Re-reading Anton Chekhov’s famous short story, “Grief”, is instructive in multiple ways — the effective use of limited dialogue; creating of word-pictures which set the tone of the story; the metaphorical use of language; and the answer to the question, What makes a particular aggregation of words effective in their linear combination? It is a very short narration of events, even for a “short story”. Yet, as a classic piece of literature, it stands alone in its powerful evocation of the plight of man: the need to relate human suffering, in its proper manner, in a particular way — so as to relieve the sufferer from the very essence of his turmoil. To whom it is told, of course, is not important; how it is stated, is the point of the story.
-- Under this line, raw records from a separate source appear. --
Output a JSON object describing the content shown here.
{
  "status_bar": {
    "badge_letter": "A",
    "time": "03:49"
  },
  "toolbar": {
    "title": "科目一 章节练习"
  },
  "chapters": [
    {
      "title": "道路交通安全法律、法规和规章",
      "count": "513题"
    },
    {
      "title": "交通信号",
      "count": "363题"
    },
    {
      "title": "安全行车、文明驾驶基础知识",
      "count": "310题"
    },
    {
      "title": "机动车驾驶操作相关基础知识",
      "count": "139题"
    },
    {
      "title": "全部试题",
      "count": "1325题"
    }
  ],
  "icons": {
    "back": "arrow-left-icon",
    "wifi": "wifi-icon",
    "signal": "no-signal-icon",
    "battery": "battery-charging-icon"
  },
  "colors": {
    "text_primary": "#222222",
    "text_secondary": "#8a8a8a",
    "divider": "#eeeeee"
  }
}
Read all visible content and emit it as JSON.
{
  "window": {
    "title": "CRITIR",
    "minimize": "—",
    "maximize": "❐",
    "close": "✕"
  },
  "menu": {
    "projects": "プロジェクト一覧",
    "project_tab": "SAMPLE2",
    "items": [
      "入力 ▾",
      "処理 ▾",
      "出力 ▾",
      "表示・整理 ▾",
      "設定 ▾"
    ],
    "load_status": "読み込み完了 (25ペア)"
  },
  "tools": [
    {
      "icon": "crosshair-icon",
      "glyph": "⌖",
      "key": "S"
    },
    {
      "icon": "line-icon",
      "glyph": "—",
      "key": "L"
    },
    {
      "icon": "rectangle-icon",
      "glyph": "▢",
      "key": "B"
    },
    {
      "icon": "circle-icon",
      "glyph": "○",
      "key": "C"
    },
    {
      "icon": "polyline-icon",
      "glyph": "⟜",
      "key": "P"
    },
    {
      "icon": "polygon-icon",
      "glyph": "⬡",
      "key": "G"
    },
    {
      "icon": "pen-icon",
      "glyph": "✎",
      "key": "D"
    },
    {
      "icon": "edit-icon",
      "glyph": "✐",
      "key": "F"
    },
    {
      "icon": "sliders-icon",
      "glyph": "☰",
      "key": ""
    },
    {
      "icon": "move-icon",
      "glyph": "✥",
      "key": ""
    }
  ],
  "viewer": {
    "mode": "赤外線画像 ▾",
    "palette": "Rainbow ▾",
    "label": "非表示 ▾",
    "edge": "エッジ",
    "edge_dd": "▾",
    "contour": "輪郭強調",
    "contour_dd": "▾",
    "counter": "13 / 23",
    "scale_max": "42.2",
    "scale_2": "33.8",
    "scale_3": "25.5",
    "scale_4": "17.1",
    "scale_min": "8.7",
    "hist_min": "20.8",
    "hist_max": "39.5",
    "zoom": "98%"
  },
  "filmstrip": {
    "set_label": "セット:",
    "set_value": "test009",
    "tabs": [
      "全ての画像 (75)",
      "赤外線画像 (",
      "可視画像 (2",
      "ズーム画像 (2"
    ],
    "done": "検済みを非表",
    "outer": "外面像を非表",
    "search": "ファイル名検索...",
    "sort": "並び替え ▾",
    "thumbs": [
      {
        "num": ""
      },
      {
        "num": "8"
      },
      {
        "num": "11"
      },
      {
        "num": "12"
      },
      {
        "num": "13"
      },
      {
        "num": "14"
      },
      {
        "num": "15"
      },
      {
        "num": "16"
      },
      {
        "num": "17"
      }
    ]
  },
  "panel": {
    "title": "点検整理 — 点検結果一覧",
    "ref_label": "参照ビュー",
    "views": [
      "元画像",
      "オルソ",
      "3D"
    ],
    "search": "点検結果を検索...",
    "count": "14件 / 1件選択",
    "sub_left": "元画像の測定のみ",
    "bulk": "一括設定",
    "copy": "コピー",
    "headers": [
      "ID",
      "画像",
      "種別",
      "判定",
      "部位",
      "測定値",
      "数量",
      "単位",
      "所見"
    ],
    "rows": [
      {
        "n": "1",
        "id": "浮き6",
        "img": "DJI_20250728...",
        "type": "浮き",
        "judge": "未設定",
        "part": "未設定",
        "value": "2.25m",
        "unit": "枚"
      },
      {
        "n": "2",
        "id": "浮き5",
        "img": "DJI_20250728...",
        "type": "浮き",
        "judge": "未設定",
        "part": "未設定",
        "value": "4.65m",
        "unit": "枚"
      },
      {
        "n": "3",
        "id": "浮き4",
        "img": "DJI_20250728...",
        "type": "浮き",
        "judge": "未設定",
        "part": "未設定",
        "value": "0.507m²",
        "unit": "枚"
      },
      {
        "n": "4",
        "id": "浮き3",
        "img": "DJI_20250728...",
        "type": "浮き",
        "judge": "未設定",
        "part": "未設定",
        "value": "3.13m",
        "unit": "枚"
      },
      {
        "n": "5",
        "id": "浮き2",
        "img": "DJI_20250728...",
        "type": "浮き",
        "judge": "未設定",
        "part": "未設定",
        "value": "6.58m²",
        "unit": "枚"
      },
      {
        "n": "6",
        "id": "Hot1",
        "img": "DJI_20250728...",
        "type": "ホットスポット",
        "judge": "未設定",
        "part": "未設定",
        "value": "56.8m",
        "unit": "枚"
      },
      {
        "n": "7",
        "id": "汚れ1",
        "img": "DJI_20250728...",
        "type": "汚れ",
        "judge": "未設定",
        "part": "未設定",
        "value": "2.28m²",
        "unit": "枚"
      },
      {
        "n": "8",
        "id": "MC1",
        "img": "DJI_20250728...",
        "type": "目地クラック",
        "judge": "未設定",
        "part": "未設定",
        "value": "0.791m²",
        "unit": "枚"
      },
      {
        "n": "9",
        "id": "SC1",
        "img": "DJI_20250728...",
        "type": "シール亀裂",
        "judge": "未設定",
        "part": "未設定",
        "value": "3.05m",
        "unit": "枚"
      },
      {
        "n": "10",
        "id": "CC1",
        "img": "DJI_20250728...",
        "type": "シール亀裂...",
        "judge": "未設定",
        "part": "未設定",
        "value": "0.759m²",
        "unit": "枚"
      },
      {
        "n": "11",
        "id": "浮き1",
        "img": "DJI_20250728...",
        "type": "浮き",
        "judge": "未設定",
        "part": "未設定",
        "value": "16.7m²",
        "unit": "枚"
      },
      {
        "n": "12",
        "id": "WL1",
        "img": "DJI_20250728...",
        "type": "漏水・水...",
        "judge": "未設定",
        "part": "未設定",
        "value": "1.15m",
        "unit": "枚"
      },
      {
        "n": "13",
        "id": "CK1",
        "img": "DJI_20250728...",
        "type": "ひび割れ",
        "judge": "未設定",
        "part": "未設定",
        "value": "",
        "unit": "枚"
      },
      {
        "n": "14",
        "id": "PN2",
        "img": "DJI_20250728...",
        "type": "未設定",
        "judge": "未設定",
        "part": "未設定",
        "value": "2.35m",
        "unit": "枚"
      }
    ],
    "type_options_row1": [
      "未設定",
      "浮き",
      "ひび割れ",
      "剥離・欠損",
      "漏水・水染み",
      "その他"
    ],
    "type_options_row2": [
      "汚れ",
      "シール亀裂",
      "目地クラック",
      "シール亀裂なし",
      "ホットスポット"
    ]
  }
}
In preparing, formulating and filing for Federal Disability Retirement benefits from the U.S. Office of Personnel Management, both the “to whom” and “how” are equally important, and that is the difference and distinction from fictional prose. The audience in a Federal Disability Retirement application must always be kept in mind — a Federal Government bureaucrat, who has seen many Federal Disability Retirement applications, whether under FERS or CSRS.
Like the passengers to whom Iona Potapov attempted to relate his story, the Claims Specialist at OPM will have a calloused view of one’s Federal Disability Retirement application — not necessarily because of an inability to empathize, but because any singular Federal Disability Retirement application will be merely one of thousands to view, and after time, the conglomeration of words simply spill over one into another. As such, “how” the narrative portion of one’s Federal Disability Retirement application is told, becomes all-important. The type of prose, of course, is far different than Chekhov’s fictional account of the suffering of a man; but the metaphorical use of language should be invoked where applicable, all the while understanding that being concise and conservative in choosing the right words is the most effective way of communicating.
Robert R. McGill, Esquire